Christian liberty is a great theme of the New Testament. Who doesn’t love the idea of freedom? Unfortunately, this great Bible subject has been met with confusion at times; even abuse. The confusion/abuse arises from the definition of freedom. Simply put, is Christian liberty the freedom to live the way God wants me to live, or the way I want to live?
Those who would argue for the latter claim to support their position with Paul’s statement at the end of Romans 6:14, “For you are not under the law but under grace.” The argument is that since we are not under the law (the Law of Moses), the righteous requirements of the law no longer apply to New Testament Christians. And since we are under grace, our sins are covered past, present, and future. The result is a very sloppy form of Christianity that lives no differently than the world under the banner of “grace”.

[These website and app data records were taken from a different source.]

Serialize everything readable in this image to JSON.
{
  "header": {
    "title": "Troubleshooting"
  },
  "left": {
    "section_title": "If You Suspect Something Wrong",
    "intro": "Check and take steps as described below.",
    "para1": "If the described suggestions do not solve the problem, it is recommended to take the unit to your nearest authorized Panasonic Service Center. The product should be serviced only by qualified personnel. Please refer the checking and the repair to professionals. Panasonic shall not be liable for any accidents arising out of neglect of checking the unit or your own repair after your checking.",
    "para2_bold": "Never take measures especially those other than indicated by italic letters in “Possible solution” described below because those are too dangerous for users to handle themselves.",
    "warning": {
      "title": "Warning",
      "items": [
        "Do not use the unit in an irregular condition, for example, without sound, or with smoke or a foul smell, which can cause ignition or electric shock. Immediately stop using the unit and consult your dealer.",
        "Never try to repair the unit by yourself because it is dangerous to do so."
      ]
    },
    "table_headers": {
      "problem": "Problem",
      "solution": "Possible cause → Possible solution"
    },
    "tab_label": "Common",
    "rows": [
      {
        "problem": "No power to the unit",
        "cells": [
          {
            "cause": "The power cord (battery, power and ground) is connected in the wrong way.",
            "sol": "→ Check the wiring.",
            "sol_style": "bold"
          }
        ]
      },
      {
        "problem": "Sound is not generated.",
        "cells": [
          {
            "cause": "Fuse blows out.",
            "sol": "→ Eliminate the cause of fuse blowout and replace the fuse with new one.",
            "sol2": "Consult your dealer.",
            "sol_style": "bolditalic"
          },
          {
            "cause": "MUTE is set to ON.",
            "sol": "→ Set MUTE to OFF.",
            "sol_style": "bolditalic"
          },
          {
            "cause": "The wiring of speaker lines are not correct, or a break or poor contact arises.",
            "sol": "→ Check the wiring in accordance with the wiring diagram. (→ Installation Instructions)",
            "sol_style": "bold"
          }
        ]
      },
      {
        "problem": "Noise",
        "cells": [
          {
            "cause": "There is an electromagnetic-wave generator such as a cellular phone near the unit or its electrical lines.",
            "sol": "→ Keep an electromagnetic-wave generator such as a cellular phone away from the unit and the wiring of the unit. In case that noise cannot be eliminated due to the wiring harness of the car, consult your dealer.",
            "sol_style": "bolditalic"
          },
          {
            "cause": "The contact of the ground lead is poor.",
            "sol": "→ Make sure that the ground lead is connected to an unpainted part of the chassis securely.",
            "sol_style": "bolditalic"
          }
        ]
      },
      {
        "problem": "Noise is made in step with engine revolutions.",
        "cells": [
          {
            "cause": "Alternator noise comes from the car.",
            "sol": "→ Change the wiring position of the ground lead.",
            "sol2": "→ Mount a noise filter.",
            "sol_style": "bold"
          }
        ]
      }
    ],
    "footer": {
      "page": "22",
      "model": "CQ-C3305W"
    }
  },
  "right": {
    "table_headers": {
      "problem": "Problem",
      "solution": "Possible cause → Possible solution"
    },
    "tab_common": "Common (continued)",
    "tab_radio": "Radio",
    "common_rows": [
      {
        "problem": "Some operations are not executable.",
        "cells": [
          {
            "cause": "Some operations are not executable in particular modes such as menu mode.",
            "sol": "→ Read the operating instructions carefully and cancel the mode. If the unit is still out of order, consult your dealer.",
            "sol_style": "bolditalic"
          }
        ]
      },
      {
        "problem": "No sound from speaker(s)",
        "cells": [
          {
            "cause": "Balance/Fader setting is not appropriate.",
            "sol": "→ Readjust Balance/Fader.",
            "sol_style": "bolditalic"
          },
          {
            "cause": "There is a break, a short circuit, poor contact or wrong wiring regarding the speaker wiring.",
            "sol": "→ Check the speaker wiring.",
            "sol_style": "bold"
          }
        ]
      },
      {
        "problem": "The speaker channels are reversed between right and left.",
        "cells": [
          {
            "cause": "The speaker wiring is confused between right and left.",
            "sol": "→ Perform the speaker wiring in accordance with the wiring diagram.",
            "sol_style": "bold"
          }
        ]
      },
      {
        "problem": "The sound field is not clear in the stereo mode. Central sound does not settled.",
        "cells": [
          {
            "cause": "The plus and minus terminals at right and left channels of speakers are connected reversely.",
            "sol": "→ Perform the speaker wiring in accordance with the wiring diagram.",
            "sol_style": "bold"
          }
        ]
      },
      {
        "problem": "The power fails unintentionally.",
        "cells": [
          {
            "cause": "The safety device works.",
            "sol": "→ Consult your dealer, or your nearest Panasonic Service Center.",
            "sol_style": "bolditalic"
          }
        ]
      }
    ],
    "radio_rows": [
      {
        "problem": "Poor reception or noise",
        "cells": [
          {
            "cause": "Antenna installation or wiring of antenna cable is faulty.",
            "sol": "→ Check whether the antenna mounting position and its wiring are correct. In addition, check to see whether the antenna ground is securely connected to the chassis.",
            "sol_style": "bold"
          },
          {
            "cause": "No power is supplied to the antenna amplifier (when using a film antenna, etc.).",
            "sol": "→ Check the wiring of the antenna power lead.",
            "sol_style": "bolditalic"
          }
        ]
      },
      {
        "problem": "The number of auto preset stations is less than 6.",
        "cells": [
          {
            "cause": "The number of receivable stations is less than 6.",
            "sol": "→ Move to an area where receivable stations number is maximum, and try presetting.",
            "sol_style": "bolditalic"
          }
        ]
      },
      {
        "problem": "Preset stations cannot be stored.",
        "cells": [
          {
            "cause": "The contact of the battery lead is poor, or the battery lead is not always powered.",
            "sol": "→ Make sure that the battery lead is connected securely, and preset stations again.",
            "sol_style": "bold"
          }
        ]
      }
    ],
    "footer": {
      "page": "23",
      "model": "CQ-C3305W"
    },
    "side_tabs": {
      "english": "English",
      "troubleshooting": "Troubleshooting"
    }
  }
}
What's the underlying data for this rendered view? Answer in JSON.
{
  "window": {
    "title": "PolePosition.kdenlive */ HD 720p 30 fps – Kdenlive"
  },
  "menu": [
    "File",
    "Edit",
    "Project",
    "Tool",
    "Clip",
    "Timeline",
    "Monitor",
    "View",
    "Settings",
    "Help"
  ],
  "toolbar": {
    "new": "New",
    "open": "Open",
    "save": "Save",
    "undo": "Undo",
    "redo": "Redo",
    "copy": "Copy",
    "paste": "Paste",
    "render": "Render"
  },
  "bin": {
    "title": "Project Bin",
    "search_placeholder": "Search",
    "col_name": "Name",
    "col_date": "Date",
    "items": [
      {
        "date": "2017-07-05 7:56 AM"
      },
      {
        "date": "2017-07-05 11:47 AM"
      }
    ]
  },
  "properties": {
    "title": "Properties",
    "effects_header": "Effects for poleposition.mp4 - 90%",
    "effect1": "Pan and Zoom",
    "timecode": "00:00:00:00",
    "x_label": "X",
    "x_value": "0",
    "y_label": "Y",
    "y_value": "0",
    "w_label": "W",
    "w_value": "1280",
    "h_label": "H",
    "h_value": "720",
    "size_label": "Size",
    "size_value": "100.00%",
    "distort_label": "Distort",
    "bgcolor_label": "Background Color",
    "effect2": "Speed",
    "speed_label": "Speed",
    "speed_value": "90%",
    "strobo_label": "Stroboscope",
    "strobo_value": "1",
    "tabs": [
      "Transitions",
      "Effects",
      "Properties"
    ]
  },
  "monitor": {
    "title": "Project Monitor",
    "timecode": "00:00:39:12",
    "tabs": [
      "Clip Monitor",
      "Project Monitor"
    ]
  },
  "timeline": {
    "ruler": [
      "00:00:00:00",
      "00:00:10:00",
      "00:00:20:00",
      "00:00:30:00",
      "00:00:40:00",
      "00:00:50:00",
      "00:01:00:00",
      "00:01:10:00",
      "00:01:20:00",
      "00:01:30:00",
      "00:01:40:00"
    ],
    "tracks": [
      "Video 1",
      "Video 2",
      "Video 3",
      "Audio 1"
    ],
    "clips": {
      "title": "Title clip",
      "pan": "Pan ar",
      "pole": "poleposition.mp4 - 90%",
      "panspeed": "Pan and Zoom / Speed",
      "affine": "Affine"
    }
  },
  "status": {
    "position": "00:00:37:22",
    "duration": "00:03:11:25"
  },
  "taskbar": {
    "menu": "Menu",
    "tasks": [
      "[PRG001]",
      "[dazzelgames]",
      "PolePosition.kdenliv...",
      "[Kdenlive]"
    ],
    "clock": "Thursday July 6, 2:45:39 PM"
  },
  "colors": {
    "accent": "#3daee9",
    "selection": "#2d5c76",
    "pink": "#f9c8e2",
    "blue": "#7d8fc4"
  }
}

Those who define Christian liberty as the freedom to live the way God wants us to live quickly point out the context of Paul’s statement in Romans 6:14b. Before Paul said, “For you are not under the law but under grace,” he said, “For sin shall not have dominion over you.” Not only that, but the entire context of Romans 6 is living holy lives that are separated from sin.
Rather than looking at grace as some sort of get-out-of-jail-free card that allows us to sin with impunity, Paul presents grace as the empowerment of God not to sin. At salvation God does not take away our ability to sin. He gives us the power not to sin!
As slaves to sin we were under the power of sin. Sin is what we did because it’s who we were. We were sinners by nature, and therefore by practice. But grace changed that. As the servants of God, we are now free to serve the Lord and live the way He wants us to live.
Christian liberty is not the freedom to live the way I want. It’s the freedom to live the way I should. It’s the freedom to live the way I was created and designed to live. Sin is against life and will always result in a breakdown. So one good reason to do what is right today is tomorrow, because sin has consequences. Another very good reason is eternity. It’s what we actually do, not say, that determines our eternal destiny (Matthew 7:21).
Do not mistake being under grace for something that it’s not. It is not license to continue dabbling or living in sin. It is the power of God to conquer what once conquered you, and live from that point on in the freedom for which Christ has made you free.
Don’t ever go back. Having been made free, stay free!
This Sunday at RLA --
I am looking forward to seeing you this Sunday as we begin our new series on ETERNITY. This Sunday’s message is titled Eternity In Their Hearts and is based on Ecclesiastes 3:11. The theme is that God created everyone to live forever. The question is not, “Will I live forever?” but, “Where will I spend eternity?”
I encourage you to bring someone to church Sunday who needs to hear this message. I guarantee that the opportunity will be given for them to respond.
See you Sunday!